This volume centres on one of the most dramatic periods of Italian history: 1900-1945. It examines the crisis of the liberal state as it undergoes a process of significant transformation, which starts with a process of modernization and leads to the totalitarian Fascist state. The book also discusses the social and moral conflicts resulting from modernization, the two world wars and the fascist regime, considering the issues from both national and international standpoints. The discussion includes the developments and impact of the changes on religion, literature, and the visual arts.
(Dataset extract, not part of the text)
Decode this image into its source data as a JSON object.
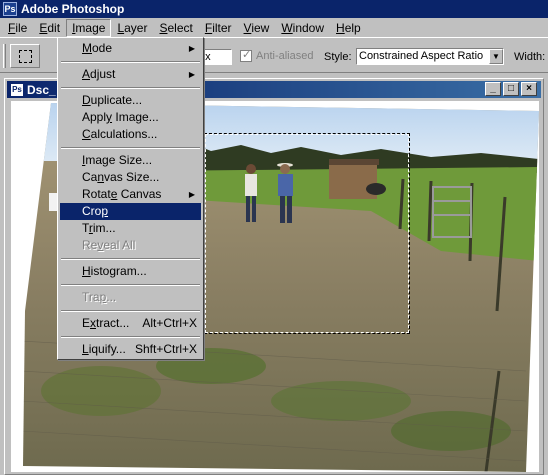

Adrian Lyttelton is Adjunct Professor of History at the Johns Hopkins University Center, Bologna. He has also lectured at the University of Pisa, Johns Hopkins University, the University of Reading, and is an Emeritus Fellow of St Antony's College, Oxford, and All Souls College, Oxford. His publications include The Seizure of Power: Fascism in Italy 1919-1929, and Italian Fascisms.